For our Drama categories, we asked KS3 students to rewrite their own story of one of Hercules’ Labours and film themselves performing their story. For KS4, we asked students to do some research into who they think is the #1 ancient icon, from history or fiction. They then filmed themselves making their case! For our Latin categories, students filmed themselves reading texts; The Midas Touch, and Romulus & Remus; and our judges were looking for students to show their understanding through their reading and perfect their pronunciation.
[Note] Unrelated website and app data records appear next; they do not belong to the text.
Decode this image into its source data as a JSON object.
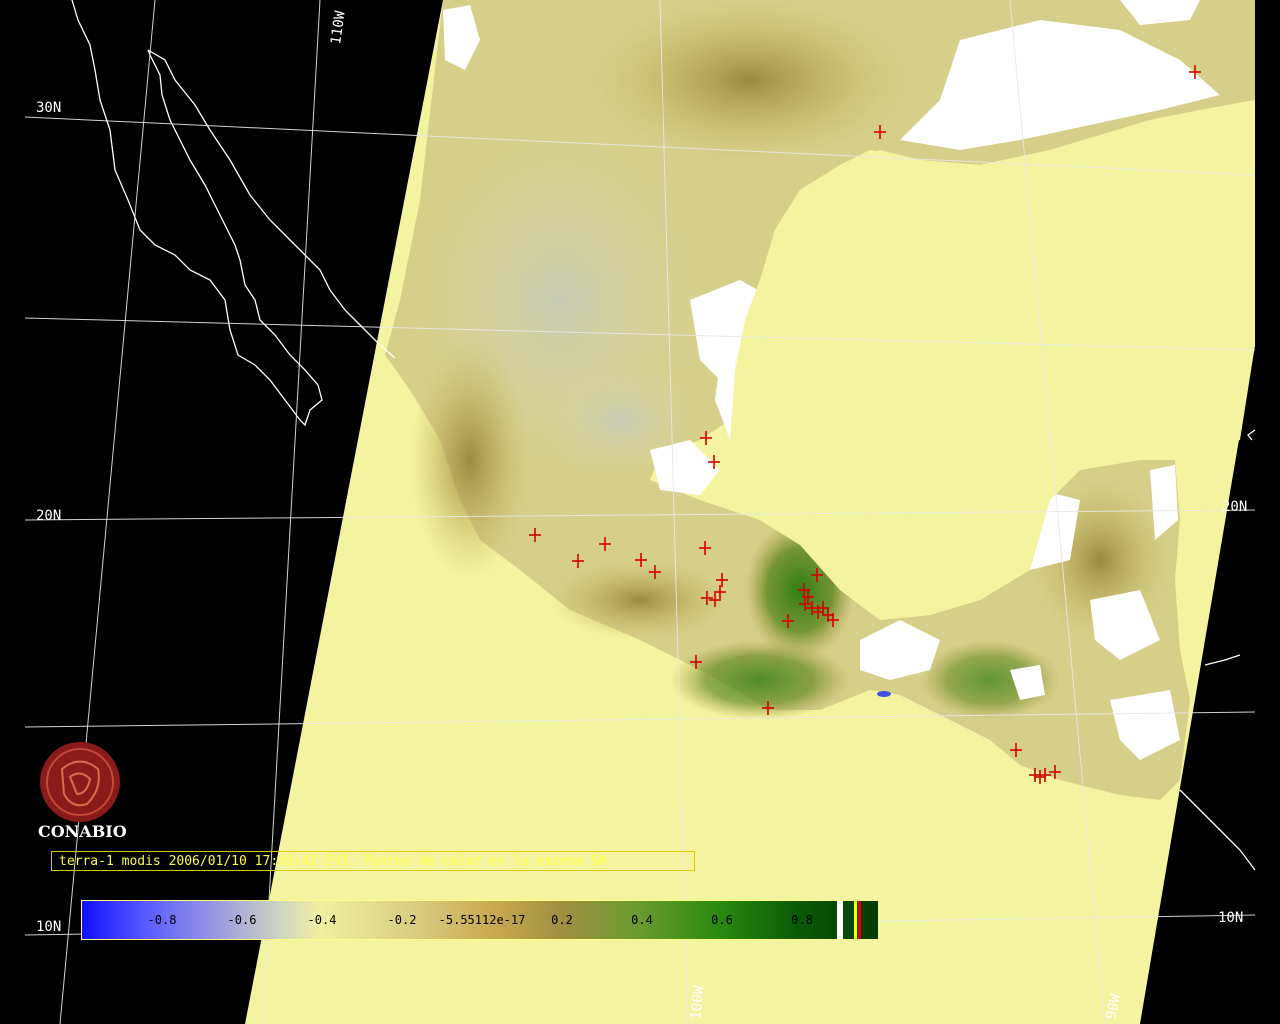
{
  "map": {
    "grid_labels": [
      "110W",
      "30N",
      "20N",
      "10N",
      "10N",
      "10N",
      "100W",
      "100W",
      "90W",
      "20N"
    ],
    "fire_count": 50
  },
  "logo": {
    "name": "CONABIO"
  },
  "caption": {
    "text": "terra-1 modis 2006/01/10 17:03:42 EVI. Puntos de calor en la escena 50"
  },
  "colorbar": {
    "ticks": [
      "-0.8",
      "-0.6",
      "-0.4",
      "-0.2",
      "-5.55112e-17",
      "0.2",
      "0.4",
      "0.6",
      "0.8"
    ]
  },
  "colors": {
    "background": "#000000",
    "scene_base": "#f4f4a0",
    "vegetation_dark": "#2e7a12",
    "vegetation_mid": "#b0a048",
    "fire_marker": "#d40000",
    "caption_text": "#ffff40",
    "logo": "#8b1a1a"
  }
}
Our competition is usually run on-campus, and one of the positives of running the competition digitally is that it allowed us to receive entries from far and wide. We had 9 participating schools including Sheffield Girls’ High School and Bradford Grammar, who have taken part for the last few years, whilst Ipswich High and North London Collegiate were just two of the schools who joined us for the first time!
Students showed amazing resilience to this year’s changing circumstances with many of them preparing their entries while studying from home.
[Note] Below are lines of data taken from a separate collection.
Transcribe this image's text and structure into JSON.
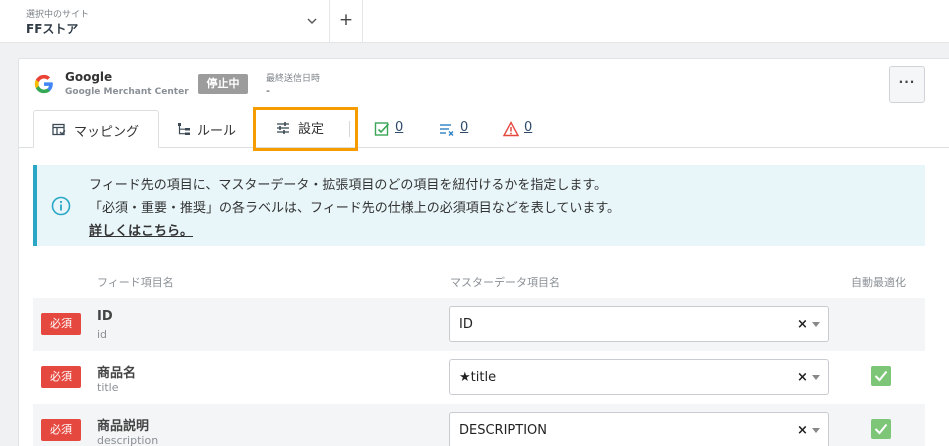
{
  "site_selector": {
    "caption": "選択中のサイト",
    "name": "FFストア",
    "add_label": "+"
  },
  "service": {
    "name": "Google",
    "sub": "Google Merchant Center",
    "status": "停止中",
    "last_sent_label": "最終送信日時",
    "last_sent_value": "-",
    "more_label": "···"
  },
  "tabs": {
    "mapping": "マッピング",
    "rule": "ルール",
    "settings": "設定",
    "ok_count": "0",
    "error_count": "0",
    "warning_count": "0"
  },
  "info": {
    "line1": "フィード先の項目に、マスターデータ・拡張項目のどの項目を紐付けるかを指定します。",
    "line2": "「必須・重要・推奨」の各ラベルは、フィード先の仕様上の必須項目などを表しています。",
    "link": "詳しくはこちら。"
  },
  "table": {
    "headers": {
      "feed": "フィード項目名",
      "master": "マスターデータ項目名",
      "auto": "自動最適化"
    },
    "rows": [
      {
        "badge": "必須",
        "name": "ID",
        "key": "id",
        "value": "ID",
        "clear": "×",
        "auto": false
      },
      {
        "badge": "必須",
        "name": "商品名",
        "key": "title",
        "value": "★title",
        "clear": "×",
        "auto": true
      },
      {
        "badge": "必須",
        "name": "商品説明",
        "key": "description",
        "value": "DESCRIPTION",
        "clear": "×",
        "auto": true
      }
    ]
  },
  "colors": {
    "accent_highlight": "#f49c00",
    "required_badge": "#e5483f",
    "status_badge": "#9c9c9c",
    "info_border": "#2aa7c6",
    "check": "#7dc678"
  }
}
Our judges, made up of academics and post-graduate students from the School of Classics, had their work cut out making their decisions and were hugely impressed by the entries. Dr Maria Haley commented:
It’s great to see the variety of takes on the task, I’ve seen students acting with props and costumes, a cinematic take on Livy and one student sit by a fire in a wing back arm chair to tell the story Jackanory style. I really missed seeing students in person, but preparing the entries at home/ in school has produced some really creative responses that were lovely to watch! Pet appearances were also a bonus.
Professor Emma Stafford said:
It was really enjoyable reviewing the videos, and an unexpected advantage of the online format was that I could watch my favourite entries more than once! There were some very accomplished performances in the two Latin reading categories, which really got the meaning across. Amongst the entries to the less traditional categories I particularly liked a song version of Hercules’ encounter with the Amazons – effectively updating the ancient Greek tradition of reciting poetry to musical accompaniment – and a brilliant defence of Patroclus’ claim to be the #1 ancient icon.
After their deliberation, our judges filmed a Virtual Awarding Ceremony, where they announced their winners and runners up in each category. Certificates were awarded to all participants and our winners received some amazing Classics-related books in the post as prizes!
Check out our KS3 Drama category winner, Olivia from Sheffield Girls High School:
A teacher from Bradford Grammar School said:
I would like to thank you and the Classics Department at Leeds very much for running the event under these unusual conditions. It has been an especially welcome experience for our students in what in many ways has of course been a year of tedious restrictions.
We’re very much hoping and looking forward to being on campus again next year, so that we can see students’ entries in person, but we’ve very much enjoyed our online categories and will be keen to keep them going in the future!
If you’re interested in getting your students involved in the Classics Reading Competition, visit our webpage and email Lauren Barraclough at firstname.lastname@example.org. You don’t have to be teaching Classics at your school and it’s a great way to introduce Drama, English and History students to a new subject in an exciting way!